# Problem to solve
Keep the pictures out of the copy and repeat the records exactly.

(App and web page records)
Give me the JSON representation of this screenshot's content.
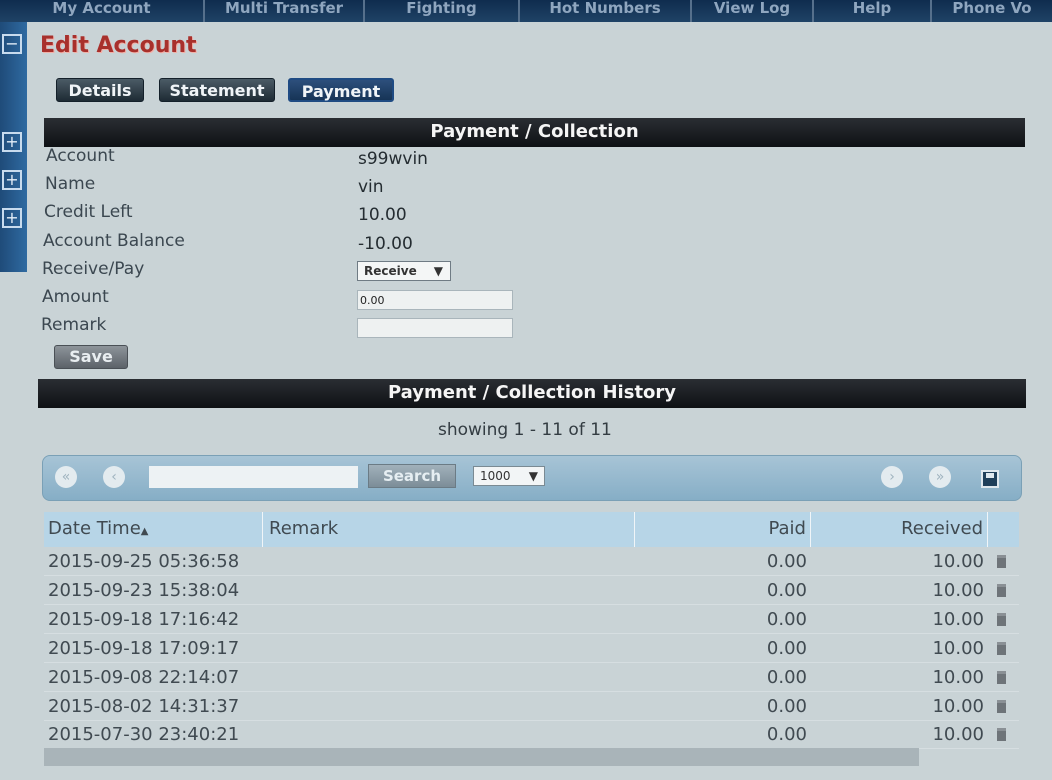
{
  "nav": {
    "items": [
      {
        "label": "My Account"
      },
      {
        "label": "Multi Transfer"
      },
      {
        "label": "Fighting"
      },
      {
        "label": "Hot Numbers"
      },
      {
        "label": "View Log"
      },
      {
        "label": "Help"
      },
      {
        "label": "Phone Vo"
      }
    ]
  },
  "page": {
    "title": "Edit Account",
    "tabs": [
      {
        "label": "Details"
      },
      {
        "label": "Statement"
      },
      {
        "label": "Payment",
        "active": true
      }
    ]
  },
  "form": {
    "section_title": "Payment / Collection",
    "fields": [
      {
        "label": "Account",
        "value": "s99wvin"
      },
      {
        "label": "Name",
        "value": "vin"
      },
      {
        "label": "Credit Left",
        "value": "10.00"
      },
      {
        "label": "Account Balance",
        "value": "-10.00"
      },
      {
        "label": "Receive/Pay",
        "value": "Receive"
      },
      {
        "label": "Amount",
        "value": "0.00"
      },
      {
        "label": "Remark",
        "value": ""
      }
    ],
    "save_label": "Save"
  },
  "history": {
    "section_title": "Payment / Collection History",
    "showing": "showing 1 - 11 of 11",
    "toolbar": {
      "search_label": "Search",
      "search_value": "",
      "page_size": "1000"
    },
    "columns": [
      "Date Time",
      "Remark",
      "Paid",
      "Received"
    ],
    "rows": [
      {
        "date": "2015-09-25 05:36:58",
        "remark": "",
        "paid": "0.00",
        "received": "10.00"
      },
      {
        "date": "2015-09-23 15:38:04",
        "remark": "",
        "paid": "0.00",
        "received": "10.00"
      },
      {
        "date": "2015-09-18 17:16:42",
        "remark": "",
        "paid": "0.00",
        "received": "10.00"
      },
      {
        "date": "2015-09-18 17:09:17",
        "remark": "",
        "paid": "0.00",
        "received": "10.00"
      },
      {
        "date": "2015-09-08 22:14:07",
        "remark": "",
        "paid": "0.00",
        "received": "10.00"
      },
      {
        "date": "2015-08-02 14:31:37",
        "remark": "",
        "paid": "0.00",
        "received": "10.00"
      },
      {
        "date": "2015-07-30 23:40:21",
        "remark": "",
        "paid": "0.00",
        "received": "10.00"
      }
    ]
  },
  "colors": {
    "title": "#a8302c",
    "section_bar": "#16191c",
    "grid_header": "#b7d5e7",
    "toolbar": "#95b8cd"
  }
}
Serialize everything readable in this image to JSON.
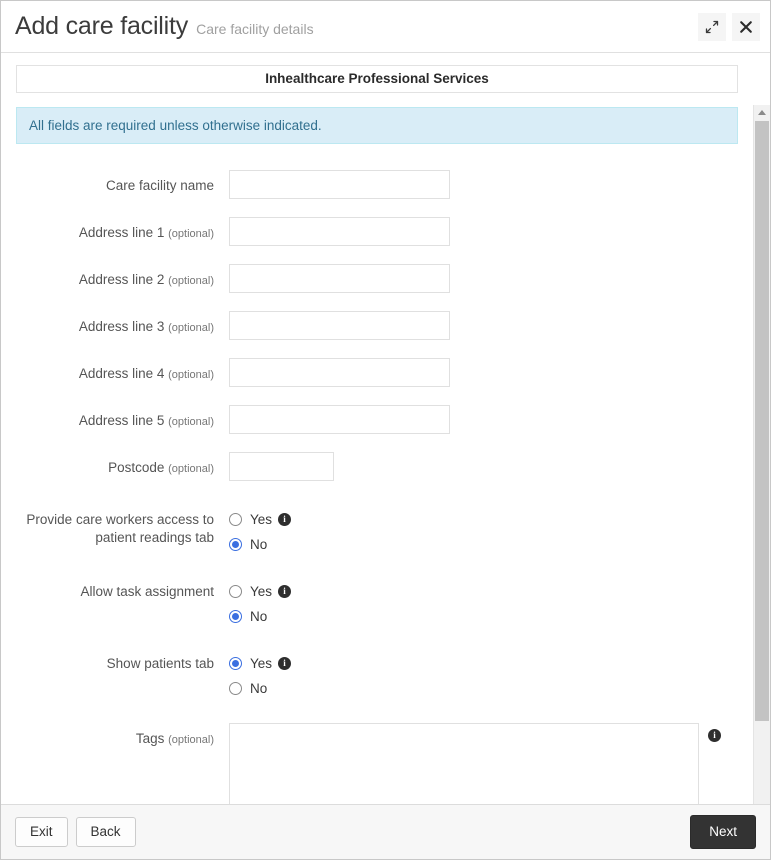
{
  "header": {
    "title": "Add care facility",
    "subtitle": "Care facility details",
    "expand_icon": "expand-diagonal-icon",
    "close_icon": "close-icon"
  },
  "panel": {
    "title": "Inhealthcare Professional Services",
    "alert": "All fields are required unless otherwise indicated."
  },
  "fields": [
    {
      "label": "Care facility name",
      "optional": "",
      "value": "",
      "type": "text"
    },
    {
      "label": "Address line 1",
      "optional": "(optional)",
      "value": "",
      "type": "text"
    },
    {
      "label": "Address line 2",
      "optional": "(optional)",
      "value": "",
      "type": "text"
    },
    {
      "label": "Address line 3",
      "optional": "(optional)",
      "value": "",
      "type": "text"
    },
    {
      "label": "Address line 4",
      "optional": "(optional)",
      "value": "",
      "type": "text"
    },
    {
      "label": "Address line 5",
      "optional": "(optional)",
      "value": "",
      "type": "text"
    },
    {
      "label": "Postcode",
      "optional": "(optional)",
      "value": "",
      "type": "text-narrow"
    }
  ],
  "radio_groups": [
    {
      "label_line1": "Provide care workers access to",
      "label_line2": "patient readings tab",
      "yes_label": "Yes",
      "no_label": "No",
      "selected": "No",
      "info_icon": "info-icon"
    },
    {
      "label_line1": "Allow task assignment",
      "label_line2": "",
      "yes_label": "Yes",
      "no_label": "No",
      "selected": "No",
      "info_icon": "info-icon"
    },
    {
      "label_line1": "Show patients tab",
      "label_line2": "",
      "yes_label": "Yes",
      "no_label": "No",
      "selected": "Yes",
      "info_icon": "info-icon"
    }
  ],
  "tags": {
    "label": "Tags",
    "optional": "(optional)",
    "value": "",
    "info_icon": "info-icon"
  },
  "footer": {
    "exit_label": "Exit",
    "back_label": "Back",
    "next_label": "Next"
  },
  "colors": {
    "alert_bg": "#d9edf7",
    "alert_border": "#bce8f1",
    "alert_text": "#31708f",
    "radio_selected": "#3b6fe0",
    "primary_button_bg": "#333333",
    "info_icon_bg": "#2e2e2e"
  }
}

# Answer to the exercise
Give me the JSON representation of this screenshot's content.
{
  "nav": {
    "items": [
      {
        "label": "My Account"
      },
      {
        "label": "Multi Transfer"
      },
      {
        "label": "Fighting"
      },
      {
        "label": "Hot Numbers"
      },
      {
        "label": "View Log"
      },
      {
        "label": "Help"
      },
      {
        "label": "Phone Vo"
      }
    ]
  },
  "page": {
    "title": "Edit Account",
    "tabs": [
      {
        "label": "Details"
      },
      {
        "label": "Statement"
      },
      {
        "label": "Payment",
        "active": true
      }
    ]
  },
  "form": {
    "section_title": "Payment / Collection",
    "fields": [
      {
        "label": "Account",
        "value": "s99wvin"
      },
      {
        "label": "Name",
        "value": "vin"
      },
      {
        "label": "Credit Left",
        "value": "10.00"
      },
      {
        "label": "Account Balance",
        "value": "-10.00"
      },
      {
        "label": "Receive/Pay",
        "value": "Receive"
      },
      {
        "label": "Amount",
        "value": "0.00"
      },
      {
        "label": "Remark",
        "value": ""
      }
    ],
    "save_label": "Save"
  },
  "history": {
    "section_title": "Payment / Collection History",
    "showing": "showing 1 - 11 of 11",
    "toolbar": {
      "search_label": "Search",
      "search_value": "",
      "page_size": "1000"
    },
    "columns": [
      "Date Time",
      "Remark",
      "Paid",
      "Received"
    ],
    "rows": [
      {
        "date": "2015-09-25 05:36:58",
        "remark": "",
        "paid": "0.00",
        "received": "10.00"
      },
      {
        "date": "2015-09-23 15:38:04",
        "remark": "",
        "paid": "0.00",
        "received": "10.00"
      },
      {
        "date": "2015-09-18 17:16:42",
        "remark": "",
        "paid": "0.00",
        "received": "10.00"
      },
      {
        "date": "2015-09-18 17:09:17",
        "remark": "",
        "paid": "0.00",
        "received": "10.00"
      },
      {
        "date": "2015-09-08 22:14:07",
        "remark": "",
        "paid": "0.00",
        "received": "10.00"
      },
      {
        "date": "2015-08-02 14:31:37",
        "remark": "",
        "paid": "0.00",
        "received": "10.00"
      },
      {
        "date": "2015-07-30 23:40:21",
        "remark": "",
        "paid": "0.00",
        "received": "10.00"
      }
    ]
  },
  "colors": {
    "title": "#a8302c",
    "section_bar": "#16191c",
    "grid_header": "#b7d5e7",
    "toolbar": "#95b8cd"
  }
}
Serialize everything readable in this image to JSON.
{
  "header": {
    "title": "Add care facility",
    "subtitle": "Care facility details",
    "expand_icon": "expand-diagonal-icon",
    "close_icon": "close-icon"
  },
  "panel": {
    "title": "Inhealthcare Professional Services",
    "alert": "All fields are required unless otherwise indicated."
  },
  "fields": [
    {
      "label": "Care facility name",
      "optional": "",
      "value": "",
      "type": "text"
    },
    {
      "label": "Address line 1",
      "optional": "(optional)",
      "value": "",
      "type": "text"
    },
    {
      "label": "Address line 2",
      "optional": "(optional)",
      "value": "",
      "type": "text"
    },
    {
      "label": "Address line 3",
      "optional": "(optional)",
      "value": "",
      "type": "text"
    },
    {
      "label": "Address line 4",
      "optional": "(optional)",
      "value": "",
      "type": "text"
    },
    {
      "label": "Address line 5",
      "optional": "(optional)",
      "value": "",
      "type": "text"
    },
    {
      "label": "Postcode",
      "optional": "(optional)",
      "value": "",
      "type": "text-narrow"
    }
  ],
  "radio_groups": [
    {
      "label_line1": "Provide care workers access to",
      "label_line2": "patient readings tab",
      "yes_label": "Yes",
      "no_label": "No",
      "selected": "No",
      "info_icon": "info-icon"
    },
    {
      "label_line1": "Allow task assignment",
      "label_line2": "",
      "yes_label": "Yes",
      "no_label": "No",
      "selected": "No",
      "info_icon": "info-icon"
    },
    {
      "label_line1": "Show patients tab",
      "label_line2": "",
      "yes_label": "Yes",
      "no_label": "No",
      "selected": "Yes",
      "info_icon": "info-icon"
    }
  ],
  "tags": {
    "label": "Tags",
    "optional": "(optional)",
    "value": "",
    "info_icon": "info-icon"
  },
  "footer": {
    "exit_label": "Exit",
    "back_label": "Back",
    "next_label": "Next"
  },
  "colors": {
    "alert_bg": "#d9edf7",
    "alert_border": "#bce8f1",
    "alert_text": "#31708f",
    "radio_selected": "#3b6fe0",
    "primary_button_bg": "#333333",
    "info_icon_bg": "#2e2e2e"
  }
}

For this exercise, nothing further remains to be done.